On Thursday night, CNN correspondent Diana Magnay did a report from a hill in southern Israel, where a group of Israelis had gathered to watch the beginning of the ground invasion of the Gaza Strip. As Magnay described the missiles flying through the sky behind her, the spectators could be heard cheering on the bombardment. “It is an astonishing, macabre and awful thing to watch this display of fire in the air,” she told Wolf Blitzer before signing off.
Shortly afterwards, Magnay posted this tweet:
She quickly removed the message, but not before it had been favorited and retweeted by hundreds of people. Unsurprisingly, the tweet — along with its deletion — led observers to speculate as to whether Magnay was capable of reporting on Israel and Gaza “objectively,” while others wondered if CNN had censored an employee’s social media presence. By Friday, she had been reassigned to Moscow.

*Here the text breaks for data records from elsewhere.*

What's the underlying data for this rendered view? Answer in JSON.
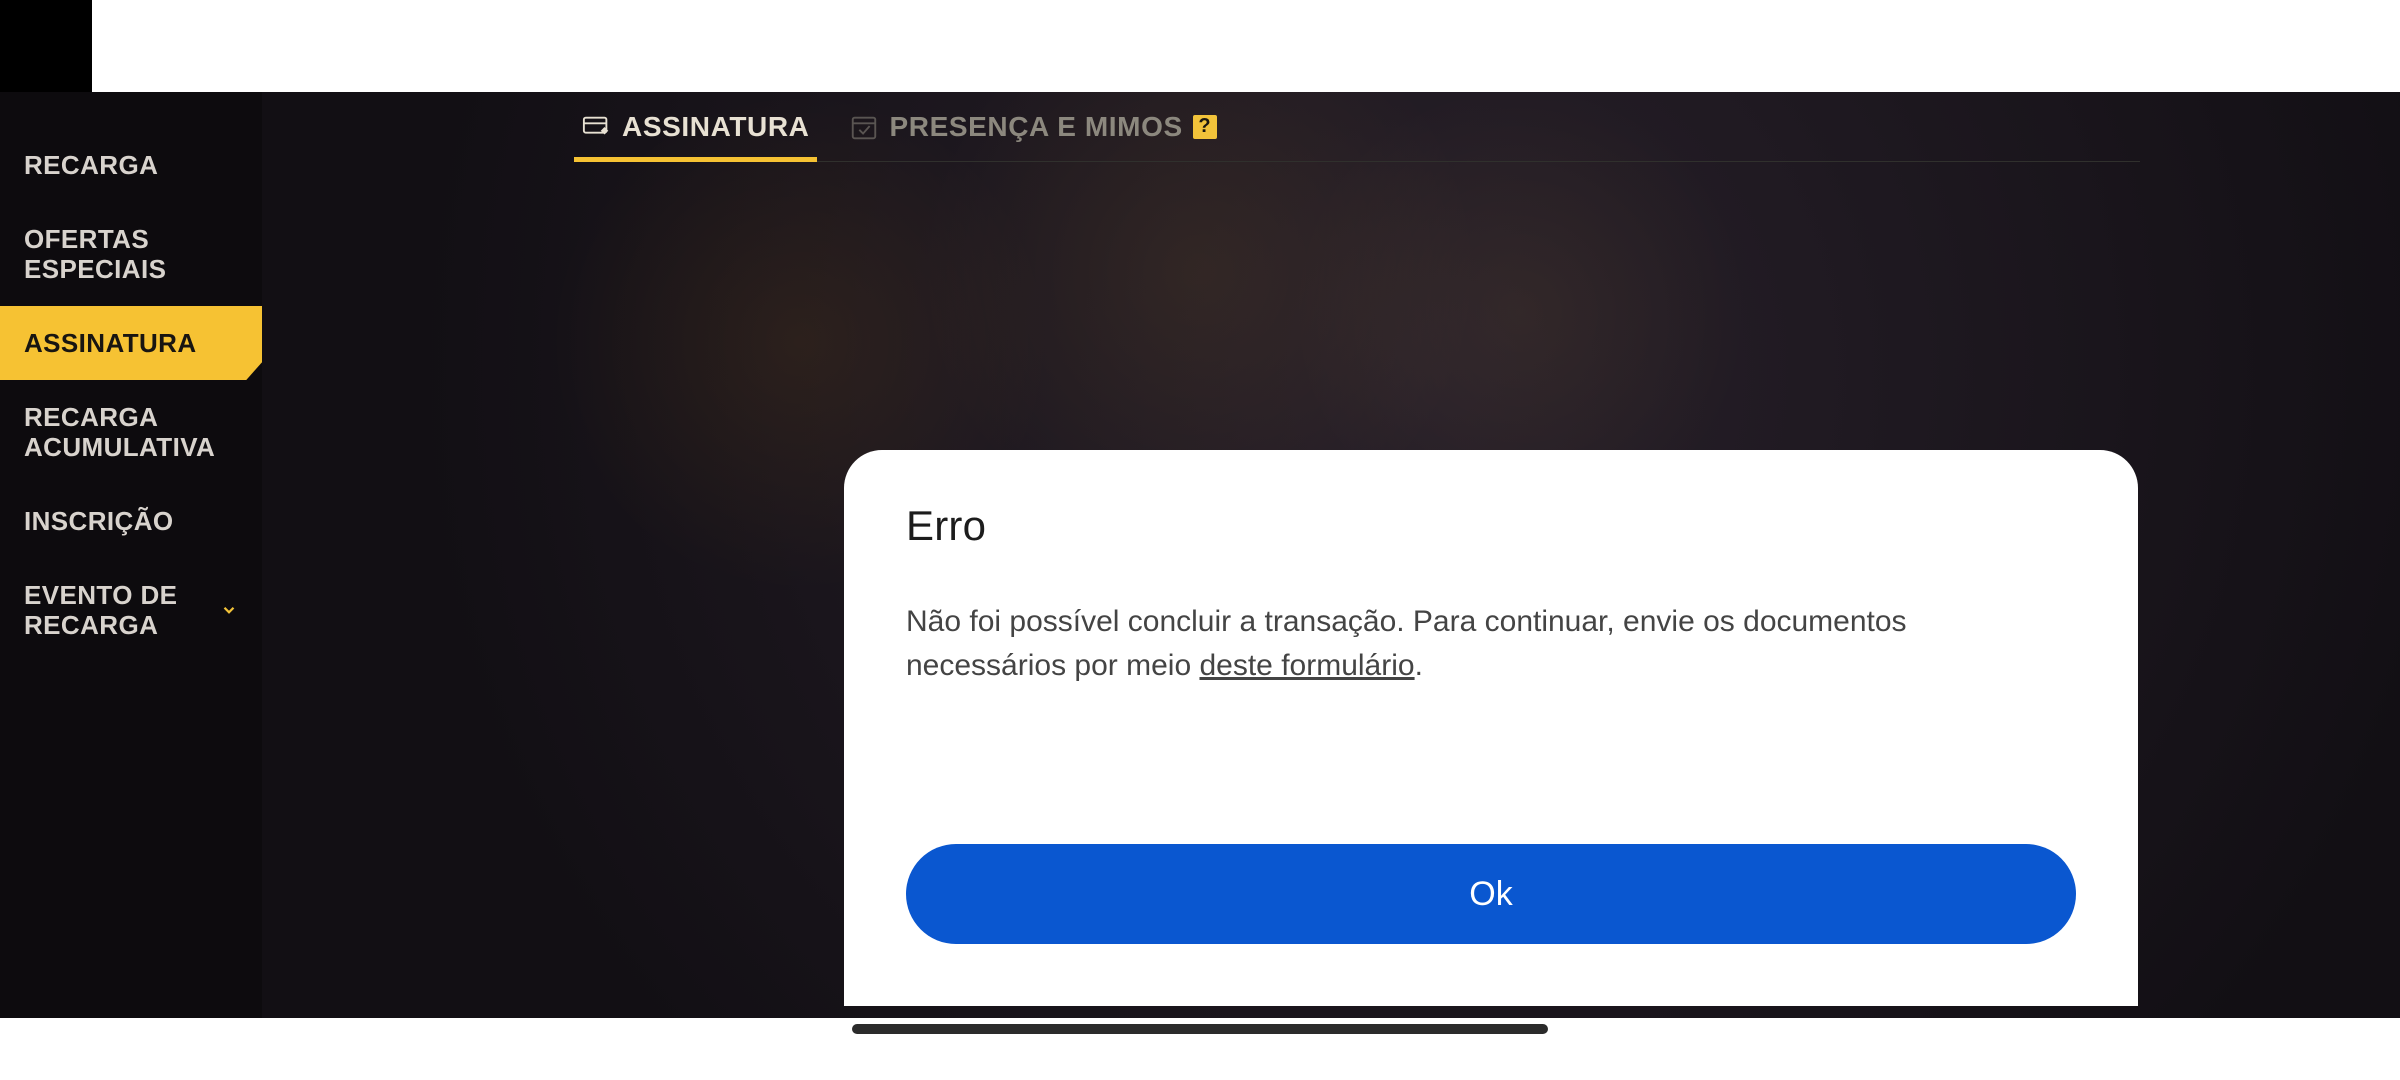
{
  "sidebar": {
    "items": [
      {
        "label": "RECARGA"
      },
      {
        "label": "OFERTAS\nESPECIAIS"
      },
      {
        "label": "ASSINATURA"
      },
      {
        "label": "RECARGA\nACUMULATIVA"
      },
      {
        "label": "INSCRIÇÃO"
      },
      {
        "label": "EVENTO DE\nRECARGA"
      }
    ]
  },
  "tabs": {
    "items": [
      {
        "label": "ASSINATURA"
      },
      {
        "label": "PRESENÇA E MIMOS"
      }
    ],
    "help_symbol": "?"
  },
  "modal": {
    "title": "Erro",
    "body_pre": "Não foi possível concluir a transação. Para continuar, envie os documentos necessários por meio ",
    "body_link": "deste formulário",
    "body_post": ".",
    "ok_label": "Ok"
  }
}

CNN told the Huffington Post’s Michael Calderone that Magnay had not intended to call all Israelis “scum” — just the ones present for the segment, who were said to have “threatened and harassed” Magnay and her colleagues “before and during a liveshot.” “Diana reacted angrily on Twitter,” said a network spokesperson. “She deeply regrets the language used, which was aimed directly at those who had been targeting our crew. She certainly meant no offense to anyone beyond that group, and she and CNN apologize for any offense that may have been taken.”

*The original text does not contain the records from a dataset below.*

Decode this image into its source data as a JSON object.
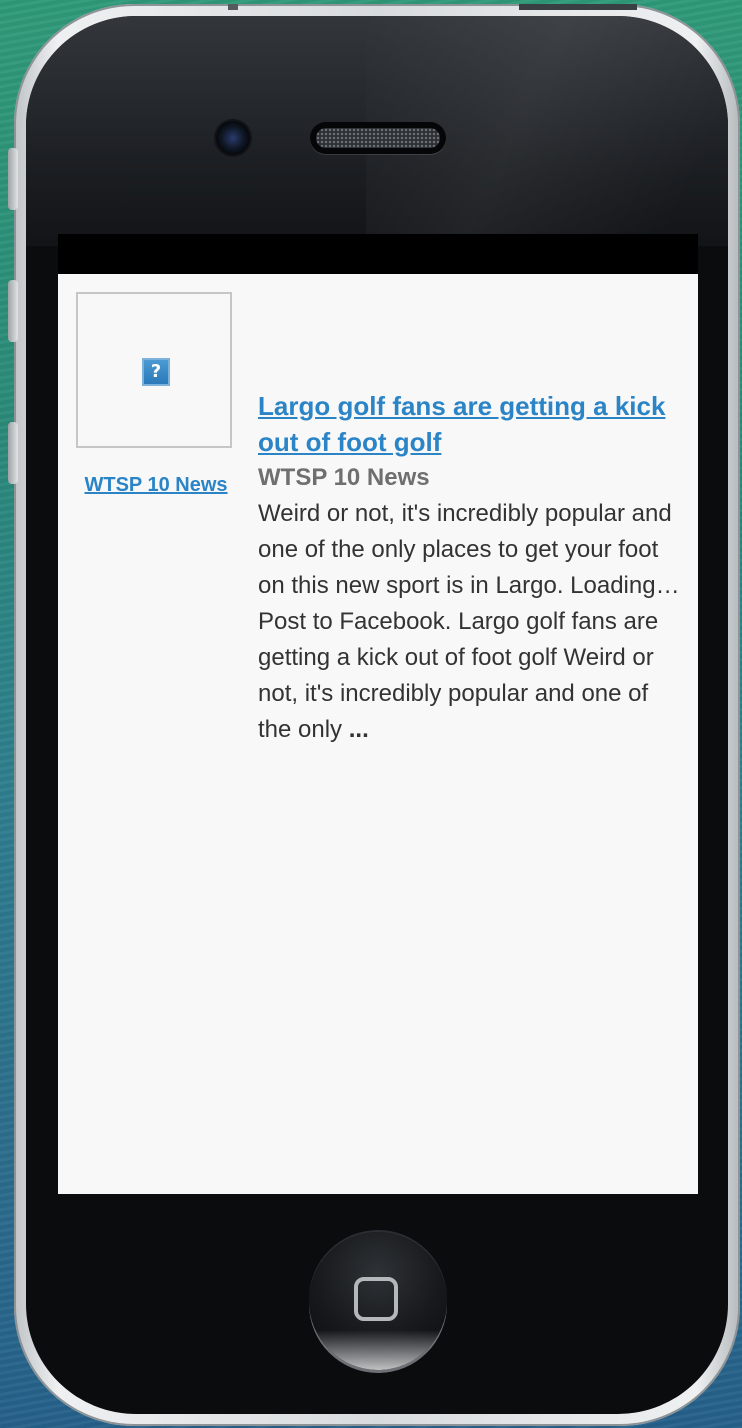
{
  "device": {
    "frame_color": "#d8dbdd",
    "bezel_color": "#0b0c0e"
  },
  "thumbnail": {
    "icon": "broken-image-icon",
    "glyph": "?"
  },
  "source_link": {
    "label": "WTSP 10 News"
  },
  "article": {
    "title": "Largo golf fans are getting a kick out of foot golf",
    "source": "WTSP 10 News",
    "snippet": "Weird or not, it's incredibly popular and one of the only places to get your foot on this new sport is in Largo. Loading… Post to Facebook. Largo golf fans are getting a kick out of foot golf Weird or not, it's incredibly popular and one of the only",
    "ellipsis": "...",
    "link_color": "#2a84c6"
  }
}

CNN’s decision to remove Magnay from Gaza comes just after NBC — citing “security concerns” — pulled correspondent Ayman Mohyeldin from the area after his moving account of the deaths four Palestinian children in an Israeli air strike. While the circumstances surrounding Magnay and Mohyeldin’s removals are slightly different, their situations have given people on both sides of the conflict more reason to feel that the media isn’t being fair when it comes to reporting what’s happening in Israel and Gaza.